INFORMATION GIVEN
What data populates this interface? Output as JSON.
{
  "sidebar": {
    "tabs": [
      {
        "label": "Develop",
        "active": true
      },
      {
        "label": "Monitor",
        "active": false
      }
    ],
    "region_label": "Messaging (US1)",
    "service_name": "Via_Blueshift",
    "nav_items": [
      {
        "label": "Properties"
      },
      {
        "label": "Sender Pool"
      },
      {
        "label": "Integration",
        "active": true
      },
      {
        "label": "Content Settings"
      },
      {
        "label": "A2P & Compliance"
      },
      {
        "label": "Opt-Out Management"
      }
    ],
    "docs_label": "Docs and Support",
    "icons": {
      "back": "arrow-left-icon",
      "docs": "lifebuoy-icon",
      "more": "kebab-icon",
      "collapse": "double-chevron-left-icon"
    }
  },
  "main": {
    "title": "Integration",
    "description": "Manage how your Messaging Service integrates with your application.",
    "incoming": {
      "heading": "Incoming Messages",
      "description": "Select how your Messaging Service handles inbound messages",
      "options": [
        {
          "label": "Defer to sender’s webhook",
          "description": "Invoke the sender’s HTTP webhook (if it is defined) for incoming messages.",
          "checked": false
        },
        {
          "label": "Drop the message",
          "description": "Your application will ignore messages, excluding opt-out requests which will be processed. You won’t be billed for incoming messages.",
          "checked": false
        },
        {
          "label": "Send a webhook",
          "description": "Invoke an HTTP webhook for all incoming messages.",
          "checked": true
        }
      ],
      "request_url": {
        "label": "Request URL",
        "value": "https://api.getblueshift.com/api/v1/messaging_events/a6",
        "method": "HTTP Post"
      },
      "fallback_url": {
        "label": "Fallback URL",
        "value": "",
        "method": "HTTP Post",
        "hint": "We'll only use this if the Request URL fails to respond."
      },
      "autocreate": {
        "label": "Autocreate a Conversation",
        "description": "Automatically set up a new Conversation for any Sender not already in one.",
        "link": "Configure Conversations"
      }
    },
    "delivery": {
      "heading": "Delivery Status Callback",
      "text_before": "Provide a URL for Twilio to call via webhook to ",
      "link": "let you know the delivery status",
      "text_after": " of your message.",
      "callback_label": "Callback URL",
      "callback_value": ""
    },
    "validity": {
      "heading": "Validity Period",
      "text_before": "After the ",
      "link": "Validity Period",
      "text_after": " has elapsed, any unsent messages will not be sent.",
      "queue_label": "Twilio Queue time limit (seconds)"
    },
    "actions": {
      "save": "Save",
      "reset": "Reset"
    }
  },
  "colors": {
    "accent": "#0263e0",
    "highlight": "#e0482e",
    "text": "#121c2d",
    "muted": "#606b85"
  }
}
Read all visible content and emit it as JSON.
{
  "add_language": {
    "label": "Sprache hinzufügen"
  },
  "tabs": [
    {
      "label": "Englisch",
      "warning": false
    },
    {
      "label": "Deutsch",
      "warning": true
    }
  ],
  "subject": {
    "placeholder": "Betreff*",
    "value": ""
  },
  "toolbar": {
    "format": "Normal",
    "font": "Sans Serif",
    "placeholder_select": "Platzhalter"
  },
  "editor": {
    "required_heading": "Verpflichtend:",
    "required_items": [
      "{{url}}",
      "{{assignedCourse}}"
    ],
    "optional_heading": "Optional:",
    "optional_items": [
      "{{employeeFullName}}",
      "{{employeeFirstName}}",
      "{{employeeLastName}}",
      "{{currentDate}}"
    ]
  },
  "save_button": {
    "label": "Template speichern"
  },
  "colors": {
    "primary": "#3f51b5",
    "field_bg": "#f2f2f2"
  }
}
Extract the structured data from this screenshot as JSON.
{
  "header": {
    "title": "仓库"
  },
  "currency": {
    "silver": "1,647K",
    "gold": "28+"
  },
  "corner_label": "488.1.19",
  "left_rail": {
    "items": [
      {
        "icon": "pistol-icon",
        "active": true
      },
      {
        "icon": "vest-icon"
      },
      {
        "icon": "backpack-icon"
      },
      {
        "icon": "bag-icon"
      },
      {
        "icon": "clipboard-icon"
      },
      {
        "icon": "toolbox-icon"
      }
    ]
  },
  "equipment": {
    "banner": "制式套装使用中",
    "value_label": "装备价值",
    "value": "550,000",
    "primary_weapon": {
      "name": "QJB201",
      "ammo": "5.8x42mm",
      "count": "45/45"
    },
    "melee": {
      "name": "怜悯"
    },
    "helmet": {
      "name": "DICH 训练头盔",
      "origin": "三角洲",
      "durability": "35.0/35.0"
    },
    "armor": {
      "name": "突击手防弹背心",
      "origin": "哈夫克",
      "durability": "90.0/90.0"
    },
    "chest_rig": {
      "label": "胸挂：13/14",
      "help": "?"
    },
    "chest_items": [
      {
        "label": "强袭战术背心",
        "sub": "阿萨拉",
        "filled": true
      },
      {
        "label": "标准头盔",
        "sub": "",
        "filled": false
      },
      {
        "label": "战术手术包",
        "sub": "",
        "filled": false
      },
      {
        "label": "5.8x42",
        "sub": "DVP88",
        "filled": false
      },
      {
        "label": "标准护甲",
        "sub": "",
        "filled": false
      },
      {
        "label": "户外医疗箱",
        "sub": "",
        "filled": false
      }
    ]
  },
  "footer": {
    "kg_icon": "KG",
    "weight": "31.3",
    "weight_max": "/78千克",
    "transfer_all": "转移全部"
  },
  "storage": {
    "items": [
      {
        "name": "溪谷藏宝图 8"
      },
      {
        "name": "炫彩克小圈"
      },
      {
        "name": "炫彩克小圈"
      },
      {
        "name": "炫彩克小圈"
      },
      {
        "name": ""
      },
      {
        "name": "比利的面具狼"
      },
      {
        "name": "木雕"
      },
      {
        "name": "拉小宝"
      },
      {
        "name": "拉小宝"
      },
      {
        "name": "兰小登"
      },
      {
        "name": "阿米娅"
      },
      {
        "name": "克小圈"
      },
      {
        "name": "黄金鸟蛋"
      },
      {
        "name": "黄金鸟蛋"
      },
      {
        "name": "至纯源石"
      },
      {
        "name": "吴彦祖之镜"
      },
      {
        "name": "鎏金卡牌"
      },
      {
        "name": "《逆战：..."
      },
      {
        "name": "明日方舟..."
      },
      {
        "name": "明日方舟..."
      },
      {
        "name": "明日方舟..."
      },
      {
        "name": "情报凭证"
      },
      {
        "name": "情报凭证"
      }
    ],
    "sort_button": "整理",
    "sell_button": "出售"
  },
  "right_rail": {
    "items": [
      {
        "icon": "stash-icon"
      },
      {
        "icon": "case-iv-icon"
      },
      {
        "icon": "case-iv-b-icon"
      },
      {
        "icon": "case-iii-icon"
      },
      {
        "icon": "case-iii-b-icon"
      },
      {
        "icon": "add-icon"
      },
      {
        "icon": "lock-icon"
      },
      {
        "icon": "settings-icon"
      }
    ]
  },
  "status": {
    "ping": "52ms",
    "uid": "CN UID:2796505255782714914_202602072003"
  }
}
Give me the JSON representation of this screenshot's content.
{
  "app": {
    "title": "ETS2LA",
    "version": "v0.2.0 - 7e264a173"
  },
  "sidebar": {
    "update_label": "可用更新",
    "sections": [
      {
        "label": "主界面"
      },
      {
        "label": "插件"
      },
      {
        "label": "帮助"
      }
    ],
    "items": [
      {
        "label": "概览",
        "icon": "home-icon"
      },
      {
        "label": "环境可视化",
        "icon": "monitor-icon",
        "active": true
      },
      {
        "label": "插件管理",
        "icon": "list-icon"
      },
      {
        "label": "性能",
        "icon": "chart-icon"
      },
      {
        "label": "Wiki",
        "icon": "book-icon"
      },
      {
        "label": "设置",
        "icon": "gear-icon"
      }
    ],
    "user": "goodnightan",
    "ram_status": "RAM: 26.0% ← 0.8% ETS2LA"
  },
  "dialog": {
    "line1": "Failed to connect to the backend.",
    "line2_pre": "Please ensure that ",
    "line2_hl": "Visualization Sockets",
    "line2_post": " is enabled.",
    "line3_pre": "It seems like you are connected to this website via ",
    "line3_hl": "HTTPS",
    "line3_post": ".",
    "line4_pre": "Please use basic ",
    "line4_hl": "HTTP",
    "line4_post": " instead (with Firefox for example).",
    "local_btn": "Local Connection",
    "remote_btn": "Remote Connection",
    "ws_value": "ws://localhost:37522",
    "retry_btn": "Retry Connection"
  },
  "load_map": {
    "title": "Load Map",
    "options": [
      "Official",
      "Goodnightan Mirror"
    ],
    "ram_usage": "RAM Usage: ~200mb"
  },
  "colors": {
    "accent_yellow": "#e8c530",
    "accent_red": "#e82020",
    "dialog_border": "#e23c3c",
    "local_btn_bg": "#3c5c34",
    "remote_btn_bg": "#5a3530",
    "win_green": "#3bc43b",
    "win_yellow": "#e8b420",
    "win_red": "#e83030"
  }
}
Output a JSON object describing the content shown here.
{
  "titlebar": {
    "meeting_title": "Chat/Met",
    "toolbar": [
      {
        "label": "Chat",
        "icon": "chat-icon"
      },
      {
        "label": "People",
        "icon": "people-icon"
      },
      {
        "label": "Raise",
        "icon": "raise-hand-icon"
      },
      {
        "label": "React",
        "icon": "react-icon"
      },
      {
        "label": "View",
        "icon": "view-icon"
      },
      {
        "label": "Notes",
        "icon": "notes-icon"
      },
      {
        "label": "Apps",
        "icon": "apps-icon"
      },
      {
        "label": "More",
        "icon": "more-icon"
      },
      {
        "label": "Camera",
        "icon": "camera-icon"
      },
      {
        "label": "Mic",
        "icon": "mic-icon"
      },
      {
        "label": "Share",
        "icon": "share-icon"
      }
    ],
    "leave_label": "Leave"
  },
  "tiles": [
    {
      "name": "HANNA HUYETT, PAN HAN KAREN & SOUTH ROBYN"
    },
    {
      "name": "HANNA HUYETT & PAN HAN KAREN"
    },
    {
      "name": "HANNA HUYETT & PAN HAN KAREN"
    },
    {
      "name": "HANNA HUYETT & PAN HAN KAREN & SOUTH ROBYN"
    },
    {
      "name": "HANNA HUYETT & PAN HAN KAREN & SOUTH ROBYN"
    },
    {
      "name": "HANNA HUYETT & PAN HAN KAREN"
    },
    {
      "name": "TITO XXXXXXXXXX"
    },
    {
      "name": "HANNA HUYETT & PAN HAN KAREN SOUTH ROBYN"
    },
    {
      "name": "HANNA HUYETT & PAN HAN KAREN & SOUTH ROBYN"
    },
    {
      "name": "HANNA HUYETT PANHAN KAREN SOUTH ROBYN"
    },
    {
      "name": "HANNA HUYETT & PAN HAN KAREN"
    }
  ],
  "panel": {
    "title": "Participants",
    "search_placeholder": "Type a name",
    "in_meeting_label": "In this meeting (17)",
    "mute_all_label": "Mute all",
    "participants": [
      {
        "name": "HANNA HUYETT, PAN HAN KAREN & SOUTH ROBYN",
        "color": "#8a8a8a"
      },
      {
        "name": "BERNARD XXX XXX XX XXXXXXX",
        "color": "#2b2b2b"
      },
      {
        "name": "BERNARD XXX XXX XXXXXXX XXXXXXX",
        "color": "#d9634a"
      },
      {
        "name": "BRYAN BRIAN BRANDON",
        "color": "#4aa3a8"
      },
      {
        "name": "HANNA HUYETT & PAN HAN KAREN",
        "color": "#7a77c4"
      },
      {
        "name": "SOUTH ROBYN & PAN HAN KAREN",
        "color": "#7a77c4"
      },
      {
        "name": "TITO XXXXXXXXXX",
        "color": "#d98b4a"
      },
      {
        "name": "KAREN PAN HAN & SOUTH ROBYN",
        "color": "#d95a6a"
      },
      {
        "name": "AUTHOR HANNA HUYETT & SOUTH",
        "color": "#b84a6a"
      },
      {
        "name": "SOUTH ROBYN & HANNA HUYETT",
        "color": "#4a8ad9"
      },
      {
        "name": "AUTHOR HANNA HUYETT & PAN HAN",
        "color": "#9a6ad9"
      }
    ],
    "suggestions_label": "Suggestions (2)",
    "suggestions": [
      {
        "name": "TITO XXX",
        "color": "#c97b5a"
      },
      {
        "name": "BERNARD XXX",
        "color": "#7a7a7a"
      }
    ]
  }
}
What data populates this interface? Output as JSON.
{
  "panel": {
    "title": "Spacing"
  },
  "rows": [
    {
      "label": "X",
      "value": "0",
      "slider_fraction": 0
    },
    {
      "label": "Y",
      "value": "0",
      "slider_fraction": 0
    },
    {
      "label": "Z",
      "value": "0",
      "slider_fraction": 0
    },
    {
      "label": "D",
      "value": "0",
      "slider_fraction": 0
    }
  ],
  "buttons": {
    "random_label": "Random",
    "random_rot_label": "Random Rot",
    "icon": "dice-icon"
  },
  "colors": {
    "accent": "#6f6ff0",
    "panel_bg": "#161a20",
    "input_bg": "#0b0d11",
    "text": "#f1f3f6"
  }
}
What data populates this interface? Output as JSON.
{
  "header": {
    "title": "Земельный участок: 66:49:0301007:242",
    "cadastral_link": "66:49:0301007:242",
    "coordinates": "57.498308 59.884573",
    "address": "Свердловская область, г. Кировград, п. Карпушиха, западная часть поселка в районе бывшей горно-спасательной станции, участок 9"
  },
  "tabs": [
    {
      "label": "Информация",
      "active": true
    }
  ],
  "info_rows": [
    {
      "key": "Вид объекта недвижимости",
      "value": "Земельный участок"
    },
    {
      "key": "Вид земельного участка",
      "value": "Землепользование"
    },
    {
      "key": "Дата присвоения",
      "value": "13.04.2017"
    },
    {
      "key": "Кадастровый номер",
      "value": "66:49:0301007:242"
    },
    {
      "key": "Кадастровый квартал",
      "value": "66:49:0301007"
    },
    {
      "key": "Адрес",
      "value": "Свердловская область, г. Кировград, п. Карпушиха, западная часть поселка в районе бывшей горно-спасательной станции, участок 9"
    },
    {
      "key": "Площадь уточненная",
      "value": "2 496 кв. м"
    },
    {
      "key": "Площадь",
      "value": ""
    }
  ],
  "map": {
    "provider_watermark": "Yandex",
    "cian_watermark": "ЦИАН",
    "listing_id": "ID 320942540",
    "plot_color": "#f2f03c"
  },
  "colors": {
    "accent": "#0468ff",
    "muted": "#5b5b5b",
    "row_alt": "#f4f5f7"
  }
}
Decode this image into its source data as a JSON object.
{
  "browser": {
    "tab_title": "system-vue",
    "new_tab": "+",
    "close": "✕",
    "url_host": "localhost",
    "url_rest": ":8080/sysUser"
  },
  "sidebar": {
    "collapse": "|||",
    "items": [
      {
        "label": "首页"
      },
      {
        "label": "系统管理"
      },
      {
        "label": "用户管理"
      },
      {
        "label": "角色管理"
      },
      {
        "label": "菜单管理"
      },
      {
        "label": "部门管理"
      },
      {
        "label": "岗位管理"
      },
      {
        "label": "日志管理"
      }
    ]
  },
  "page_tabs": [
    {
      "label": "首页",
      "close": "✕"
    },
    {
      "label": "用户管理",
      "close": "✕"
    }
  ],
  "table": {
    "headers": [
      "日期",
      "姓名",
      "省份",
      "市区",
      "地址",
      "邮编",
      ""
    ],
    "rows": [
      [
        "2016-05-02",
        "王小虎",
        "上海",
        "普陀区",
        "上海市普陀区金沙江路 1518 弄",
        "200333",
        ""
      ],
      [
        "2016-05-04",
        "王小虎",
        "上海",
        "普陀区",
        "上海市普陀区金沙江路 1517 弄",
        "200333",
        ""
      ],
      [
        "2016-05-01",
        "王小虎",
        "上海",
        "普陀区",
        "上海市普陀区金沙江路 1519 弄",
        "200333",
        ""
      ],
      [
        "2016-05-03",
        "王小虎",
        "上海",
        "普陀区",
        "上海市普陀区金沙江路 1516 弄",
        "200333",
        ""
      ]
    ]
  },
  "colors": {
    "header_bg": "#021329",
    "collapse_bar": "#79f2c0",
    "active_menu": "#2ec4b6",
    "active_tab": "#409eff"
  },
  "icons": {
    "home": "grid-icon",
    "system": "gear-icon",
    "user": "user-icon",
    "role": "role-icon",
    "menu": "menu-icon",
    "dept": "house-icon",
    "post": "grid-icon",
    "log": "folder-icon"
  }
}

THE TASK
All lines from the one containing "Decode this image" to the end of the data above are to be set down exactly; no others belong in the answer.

TASK RESULT
Decode this image into its source data as a JSON object.
{
  "browser": {
    "tab_title": "system-vue",
    "new_tab": "+",
    "close": "✕",
    "url_host": "localhost",
    "url_rest": ":8080/sysUser"
  },
  "sidebar": {
    "collapse": "|||",
    "items": [
      {
        "label": "首页"
      },
      {
        "label": "系统管理"
      },
      {
        "label": "用户管理"
      },
      {
        "label": "角色管理"
      },
      {
        "label": "菜单管理"
      },
      {
        "label": "部门管理"
      },
      {
        "label": "岗位管理"
      },
      {
        "label": "日志管理"
      }
    ]
  },
  "page_tabs": [
    {
      "label": "首页",
      "close": "✕"
    },
    {
      "label": "用户管理",
      "close": "✕"
    }
  ],
  "table": {
    "headers": [
      "日期",
      "姓名",
      "省份",
      "市区",
      "地址",
      "邮编",
      ""
    ],
    "rows": [
      [
        "2016-05-02",
        "王小虎",
        "上海",
        "普陀区",
        "上海市普陀区金沙江路 1518 弄",
        "200333",
        ""
      ],
      [
        "2016-05-04",
        "王小虎",
        "上海",
        "普陀区",
        "上海市普陀区金沙江路 1517 弄",
        "200333",
        ""
      ],
      [
        "2016-05-01",
        "王小虎",
        "上海",
        "普陀区",
        "上海市普陀区金沙江路 1519 弄",
        "200333",
        ""
      ],
      [
        "2016-05-03",
        "王小虎",
        "上海",
        "普陀区",
        "上海市普陀区金沙江路 1516 弄",
        "200333",
        ""
      ]
    ]
  },
  "colors": {
    "header_bg": "#021329",
    "collapse_bar": "#79f2c0",
    "active_menu": "#2ec4b6",
    "active_tab": "#409eff"
  },
  "icons": {
    "home": "grid-icon",
    "system": "gear-icon",
    "user": "user-icon",
    "role": "role-icon",
    "menu": "menu-icon",
    "dept": "house-icon",
    "post": "grid-icon",
    "log": "folder-icon"
  }
}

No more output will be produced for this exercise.